When an object or motif is universal, there is a tendency to trivialize it. This is undoubtedly the case with the theme of flowers in its relationship to fashion and textiles. The floral motif is cross-cultural and ubiquitous but is connected in highly specific ways to different systems of social organization, personal adornment, and religious practice. The ways in which flowers and their representations are used highlight attitudes toward covering the body and adorning the head, as well as compl

Shuri Textile Manufacture

Ginko Le Bars Miyahira

Source: Berg Encyclopedia of World Dress and Fashion. East Asia 2010

Encyclopedia entry

The Okinawan archipelago is the only tropical region in Japan; the islands’ abundant vegetation provides suitable material for weaving and dyeing. From 1429 to 1879, the Ryūkyū kingdom united Okinawa, governing under the dynastic title Shō. In the early seventeenth century, Okinawa came under Japanese control. However, the Japanese government found it expedient to continue recognizing the Shō dynasty, enabling the Ryūkyū kingdom to continue trading abroad. In the nineteenth century Okinawa was an

Materials

Giorgio Riello

Source: Berg Encyclopedia of World Dress and Fashion. West Europe 2010

Encyclopedia entry

Before 1800, fashionable individuals were defined as much by the textiles they chose as the styles they wore. There are characteristics shared by all textiles. First, they were used by people across society to construct notions of worth and appropriateness. Second, their importance in medieval, early modern, and modern European societies was linked to their value. Before industrialization reduced production costs, textiles remained generally luxuries.
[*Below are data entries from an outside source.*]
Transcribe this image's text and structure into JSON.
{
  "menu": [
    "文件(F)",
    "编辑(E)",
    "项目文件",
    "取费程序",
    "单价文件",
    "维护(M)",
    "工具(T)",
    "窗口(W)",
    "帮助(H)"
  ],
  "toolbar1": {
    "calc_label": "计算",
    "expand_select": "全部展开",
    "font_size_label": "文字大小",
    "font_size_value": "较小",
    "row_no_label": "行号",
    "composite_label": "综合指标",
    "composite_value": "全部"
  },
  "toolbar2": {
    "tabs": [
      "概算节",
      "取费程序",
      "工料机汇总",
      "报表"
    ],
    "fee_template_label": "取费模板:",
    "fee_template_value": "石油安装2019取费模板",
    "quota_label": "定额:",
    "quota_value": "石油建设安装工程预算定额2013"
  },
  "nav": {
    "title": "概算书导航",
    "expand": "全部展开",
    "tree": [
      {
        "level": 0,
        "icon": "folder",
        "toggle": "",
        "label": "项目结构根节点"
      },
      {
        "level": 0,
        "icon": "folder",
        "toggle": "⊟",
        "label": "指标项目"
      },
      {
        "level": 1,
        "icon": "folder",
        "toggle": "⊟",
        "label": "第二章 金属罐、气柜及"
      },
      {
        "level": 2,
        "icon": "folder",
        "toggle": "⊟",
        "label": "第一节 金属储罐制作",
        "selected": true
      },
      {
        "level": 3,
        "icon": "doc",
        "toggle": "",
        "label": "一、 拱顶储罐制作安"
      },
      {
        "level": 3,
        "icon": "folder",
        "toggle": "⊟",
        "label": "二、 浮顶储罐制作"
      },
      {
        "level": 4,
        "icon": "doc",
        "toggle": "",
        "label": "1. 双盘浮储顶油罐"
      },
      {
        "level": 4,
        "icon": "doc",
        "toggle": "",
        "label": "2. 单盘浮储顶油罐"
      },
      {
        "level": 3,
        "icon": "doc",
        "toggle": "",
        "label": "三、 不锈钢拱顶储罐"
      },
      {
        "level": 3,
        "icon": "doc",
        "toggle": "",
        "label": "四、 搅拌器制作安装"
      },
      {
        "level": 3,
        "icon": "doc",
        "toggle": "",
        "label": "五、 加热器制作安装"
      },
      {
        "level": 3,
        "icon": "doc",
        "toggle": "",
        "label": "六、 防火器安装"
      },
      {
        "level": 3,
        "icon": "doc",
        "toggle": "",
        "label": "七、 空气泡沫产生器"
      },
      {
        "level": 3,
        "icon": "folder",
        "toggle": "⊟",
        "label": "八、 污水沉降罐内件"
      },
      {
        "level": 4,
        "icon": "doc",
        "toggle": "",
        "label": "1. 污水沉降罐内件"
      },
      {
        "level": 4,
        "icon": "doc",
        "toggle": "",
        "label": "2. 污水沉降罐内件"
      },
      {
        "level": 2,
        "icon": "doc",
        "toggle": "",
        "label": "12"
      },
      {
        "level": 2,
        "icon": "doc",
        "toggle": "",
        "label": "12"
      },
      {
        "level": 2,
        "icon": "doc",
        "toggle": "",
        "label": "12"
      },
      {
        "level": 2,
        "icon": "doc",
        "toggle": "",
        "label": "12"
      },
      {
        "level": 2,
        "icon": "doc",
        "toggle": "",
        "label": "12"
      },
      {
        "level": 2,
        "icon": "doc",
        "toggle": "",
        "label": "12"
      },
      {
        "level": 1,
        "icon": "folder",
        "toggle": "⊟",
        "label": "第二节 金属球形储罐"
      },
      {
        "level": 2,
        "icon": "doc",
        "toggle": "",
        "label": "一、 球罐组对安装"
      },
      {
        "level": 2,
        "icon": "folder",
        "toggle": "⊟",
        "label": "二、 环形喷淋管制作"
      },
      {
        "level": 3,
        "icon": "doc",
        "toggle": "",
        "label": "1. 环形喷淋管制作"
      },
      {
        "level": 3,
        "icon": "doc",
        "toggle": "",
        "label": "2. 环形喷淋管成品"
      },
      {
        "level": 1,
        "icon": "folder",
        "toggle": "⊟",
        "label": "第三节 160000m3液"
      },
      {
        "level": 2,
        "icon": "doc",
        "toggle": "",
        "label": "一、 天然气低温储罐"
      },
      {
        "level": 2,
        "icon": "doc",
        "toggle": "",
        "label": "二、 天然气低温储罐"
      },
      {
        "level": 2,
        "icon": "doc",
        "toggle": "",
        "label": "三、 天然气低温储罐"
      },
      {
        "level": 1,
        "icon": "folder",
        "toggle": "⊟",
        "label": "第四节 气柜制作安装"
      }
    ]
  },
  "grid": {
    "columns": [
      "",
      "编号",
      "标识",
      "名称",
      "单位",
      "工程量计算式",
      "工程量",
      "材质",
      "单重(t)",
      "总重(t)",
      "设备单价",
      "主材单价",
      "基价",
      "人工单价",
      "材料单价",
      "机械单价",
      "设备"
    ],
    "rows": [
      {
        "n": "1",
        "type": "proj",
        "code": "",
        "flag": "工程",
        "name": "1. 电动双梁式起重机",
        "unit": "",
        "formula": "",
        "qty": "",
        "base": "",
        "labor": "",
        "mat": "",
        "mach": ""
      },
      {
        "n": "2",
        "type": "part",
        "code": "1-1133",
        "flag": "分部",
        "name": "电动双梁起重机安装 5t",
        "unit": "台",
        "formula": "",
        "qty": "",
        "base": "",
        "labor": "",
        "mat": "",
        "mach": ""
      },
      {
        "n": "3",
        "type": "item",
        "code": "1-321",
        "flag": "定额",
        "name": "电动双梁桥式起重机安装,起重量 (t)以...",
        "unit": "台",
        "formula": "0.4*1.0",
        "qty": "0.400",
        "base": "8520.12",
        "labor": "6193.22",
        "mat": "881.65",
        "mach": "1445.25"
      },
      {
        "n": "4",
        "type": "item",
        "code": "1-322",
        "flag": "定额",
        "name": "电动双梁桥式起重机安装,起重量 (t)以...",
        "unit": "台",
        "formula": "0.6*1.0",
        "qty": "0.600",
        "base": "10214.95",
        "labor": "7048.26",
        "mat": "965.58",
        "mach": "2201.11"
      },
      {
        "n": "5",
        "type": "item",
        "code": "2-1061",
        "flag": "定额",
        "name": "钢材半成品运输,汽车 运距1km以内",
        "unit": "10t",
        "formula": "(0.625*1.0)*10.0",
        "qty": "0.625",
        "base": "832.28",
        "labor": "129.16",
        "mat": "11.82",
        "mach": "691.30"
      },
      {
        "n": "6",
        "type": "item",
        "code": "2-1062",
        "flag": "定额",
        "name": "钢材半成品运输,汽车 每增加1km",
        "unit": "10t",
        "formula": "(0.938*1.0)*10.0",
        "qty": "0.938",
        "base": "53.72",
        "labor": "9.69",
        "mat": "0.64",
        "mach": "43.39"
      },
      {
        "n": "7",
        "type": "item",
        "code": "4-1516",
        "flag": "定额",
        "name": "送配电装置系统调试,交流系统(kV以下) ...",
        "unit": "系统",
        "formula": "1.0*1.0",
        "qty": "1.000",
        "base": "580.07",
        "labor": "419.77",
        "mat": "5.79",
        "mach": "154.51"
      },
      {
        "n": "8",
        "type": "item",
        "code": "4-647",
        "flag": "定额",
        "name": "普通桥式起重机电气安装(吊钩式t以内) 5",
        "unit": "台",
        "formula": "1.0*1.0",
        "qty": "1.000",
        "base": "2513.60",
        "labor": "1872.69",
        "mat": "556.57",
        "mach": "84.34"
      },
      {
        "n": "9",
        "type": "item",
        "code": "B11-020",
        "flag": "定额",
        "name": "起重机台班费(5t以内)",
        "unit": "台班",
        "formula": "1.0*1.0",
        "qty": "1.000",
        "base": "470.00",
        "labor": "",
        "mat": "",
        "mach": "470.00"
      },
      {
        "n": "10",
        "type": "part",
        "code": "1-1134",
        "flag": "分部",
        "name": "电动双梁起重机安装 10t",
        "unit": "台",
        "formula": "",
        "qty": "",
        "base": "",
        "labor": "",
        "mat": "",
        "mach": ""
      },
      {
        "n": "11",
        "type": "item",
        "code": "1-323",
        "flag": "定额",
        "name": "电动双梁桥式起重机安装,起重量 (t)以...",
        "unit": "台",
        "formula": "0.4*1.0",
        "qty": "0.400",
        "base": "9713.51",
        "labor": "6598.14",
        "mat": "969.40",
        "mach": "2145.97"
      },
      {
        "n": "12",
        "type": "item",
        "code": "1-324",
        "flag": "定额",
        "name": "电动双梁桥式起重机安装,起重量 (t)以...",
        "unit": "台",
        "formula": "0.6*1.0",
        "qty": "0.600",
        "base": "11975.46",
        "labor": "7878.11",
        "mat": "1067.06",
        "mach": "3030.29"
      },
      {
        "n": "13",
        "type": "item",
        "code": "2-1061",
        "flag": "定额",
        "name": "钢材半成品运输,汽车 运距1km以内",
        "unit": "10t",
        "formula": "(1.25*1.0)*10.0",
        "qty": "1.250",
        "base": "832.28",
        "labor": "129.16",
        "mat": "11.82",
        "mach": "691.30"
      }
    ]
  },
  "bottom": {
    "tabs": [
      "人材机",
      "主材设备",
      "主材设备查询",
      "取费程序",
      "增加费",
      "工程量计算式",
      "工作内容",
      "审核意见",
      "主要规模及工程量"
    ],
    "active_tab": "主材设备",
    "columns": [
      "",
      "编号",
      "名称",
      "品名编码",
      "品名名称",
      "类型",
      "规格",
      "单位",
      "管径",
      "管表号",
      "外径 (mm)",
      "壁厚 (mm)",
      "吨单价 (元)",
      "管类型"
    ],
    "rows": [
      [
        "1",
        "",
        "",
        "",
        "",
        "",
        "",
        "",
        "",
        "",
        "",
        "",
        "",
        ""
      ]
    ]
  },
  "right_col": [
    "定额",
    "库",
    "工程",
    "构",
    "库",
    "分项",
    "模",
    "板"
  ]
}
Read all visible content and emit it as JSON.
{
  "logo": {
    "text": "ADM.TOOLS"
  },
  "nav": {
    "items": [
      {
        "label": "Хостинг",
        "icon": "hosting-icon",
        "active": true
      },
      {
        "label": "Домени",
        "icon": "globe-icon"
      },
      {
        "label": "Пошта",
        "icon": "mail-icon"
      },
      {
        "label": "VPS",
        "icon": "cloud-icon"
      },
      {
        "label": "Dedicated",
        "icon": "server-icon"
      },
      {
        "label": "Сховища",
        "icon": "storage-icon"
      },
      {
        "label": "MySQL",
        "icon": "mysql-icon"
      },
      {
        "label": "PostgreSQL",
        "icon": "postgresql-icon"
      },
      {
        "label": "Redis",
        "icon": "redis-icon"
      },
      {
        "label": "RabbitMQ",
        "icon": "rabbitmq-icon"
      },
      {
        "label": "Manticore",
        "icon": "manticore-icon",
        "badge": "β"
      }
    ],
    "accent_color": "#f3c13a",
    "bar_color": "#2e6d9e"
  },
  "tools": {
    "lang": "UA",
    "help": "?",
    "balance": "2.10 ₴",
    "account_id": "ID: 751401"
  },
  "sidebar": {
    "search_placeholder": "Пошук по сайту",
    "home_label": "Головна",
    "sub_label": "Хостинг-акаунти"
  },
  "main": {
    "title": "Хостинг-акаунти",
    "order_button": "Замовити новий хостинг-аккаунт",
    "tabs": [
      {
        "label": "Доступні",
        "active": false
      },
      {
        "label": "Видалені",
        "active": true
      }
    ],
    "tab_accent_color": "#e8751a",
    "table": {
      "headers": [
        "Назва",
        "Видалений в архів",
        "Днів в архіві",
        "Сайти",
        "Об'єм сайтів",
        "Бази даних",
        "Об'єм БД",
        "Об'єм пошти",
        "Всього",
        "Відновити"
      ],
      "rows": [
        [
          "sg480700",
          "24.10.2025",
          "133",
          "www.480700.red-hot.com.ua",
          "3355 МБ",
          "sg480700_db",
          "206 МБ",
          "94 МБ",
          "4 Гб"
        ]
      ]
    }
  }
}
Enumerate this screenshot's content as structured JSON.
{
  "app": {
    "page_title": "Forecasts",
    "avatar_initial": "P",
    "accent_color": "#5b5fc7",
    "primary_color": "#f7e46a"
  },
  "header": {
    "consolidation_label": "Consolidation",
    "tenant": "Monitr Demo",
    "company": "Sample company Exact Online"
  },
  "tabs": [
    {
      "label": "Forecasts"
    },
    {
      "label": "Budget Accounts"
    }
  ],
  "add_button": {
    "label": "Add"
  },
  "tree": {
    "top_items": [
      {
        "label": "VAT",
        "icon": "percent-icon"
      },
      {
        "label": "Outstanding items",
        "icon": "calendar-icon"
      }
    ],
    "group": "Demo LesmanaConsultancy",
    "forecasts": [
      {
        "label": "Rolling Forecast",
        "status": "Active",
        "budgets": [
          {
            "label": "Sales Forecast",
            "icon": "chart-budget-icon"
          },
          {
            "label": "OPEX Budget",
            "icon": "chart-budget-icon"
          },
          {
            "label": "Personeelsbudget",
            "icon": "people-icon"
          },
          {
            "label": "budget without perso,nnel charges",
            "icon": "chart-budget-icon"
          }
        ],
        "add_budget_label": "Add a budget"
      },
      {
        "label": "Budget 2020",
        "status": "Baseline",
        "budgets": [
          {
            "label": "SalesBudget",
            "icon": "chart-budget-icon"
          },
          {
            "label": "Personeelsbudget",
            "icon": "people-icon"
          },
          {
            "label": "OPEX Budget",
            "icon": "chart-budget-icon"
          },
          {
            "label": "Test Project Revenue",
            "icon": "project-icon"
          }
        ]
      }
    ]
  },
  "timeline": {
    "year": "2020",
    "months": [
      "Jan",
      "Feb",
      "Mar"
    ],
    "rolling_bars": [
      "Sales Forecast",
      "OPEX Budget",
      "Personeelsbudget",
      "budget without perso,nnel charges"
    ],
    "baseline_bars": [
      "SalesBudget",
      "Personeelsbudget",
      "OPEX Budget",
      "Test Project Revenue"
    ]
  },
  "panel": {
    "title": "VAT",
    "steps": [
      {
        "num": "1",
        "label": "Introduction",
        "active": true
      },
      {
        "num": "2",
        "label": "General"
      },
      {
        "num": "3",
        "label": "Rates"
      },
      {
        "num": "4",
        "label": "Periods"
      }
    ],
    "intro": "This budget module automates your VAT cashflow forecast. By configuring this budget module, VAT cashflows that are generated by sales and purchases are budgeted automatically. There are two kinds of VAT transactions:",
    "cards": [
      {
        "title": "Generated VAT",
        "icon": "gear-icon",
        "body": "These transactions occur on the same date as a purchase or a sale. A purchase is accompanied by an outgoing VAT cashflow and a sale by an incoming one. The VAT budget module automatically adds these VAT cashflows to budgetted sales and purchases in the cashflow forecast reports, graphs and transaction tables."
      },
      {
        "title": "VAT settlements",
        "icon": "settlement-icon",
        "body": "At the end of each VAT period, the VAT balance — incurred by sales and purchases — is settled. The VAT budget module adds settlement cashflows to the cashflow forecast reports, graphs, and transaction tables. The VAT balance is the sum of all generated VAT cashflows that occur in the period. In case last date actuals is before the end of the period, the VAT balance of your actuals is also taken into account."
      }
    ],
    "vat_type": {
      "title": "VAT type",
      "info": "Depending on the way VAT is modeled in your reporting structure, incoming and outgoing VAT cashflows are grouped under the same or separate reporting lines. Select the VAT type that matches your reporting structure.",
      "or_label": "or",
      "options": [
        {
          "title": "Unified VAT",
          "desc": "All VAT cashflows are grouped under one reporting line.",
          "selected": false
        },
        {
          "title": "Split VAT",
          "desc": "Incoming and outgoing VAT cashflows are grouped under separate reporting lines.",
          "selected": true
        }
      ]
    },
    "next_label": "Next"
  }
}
A third shared characteristic was their ubiqu

Back to top
Results showing
1 - 25 of 35 (2 pages)
Page 1 of 2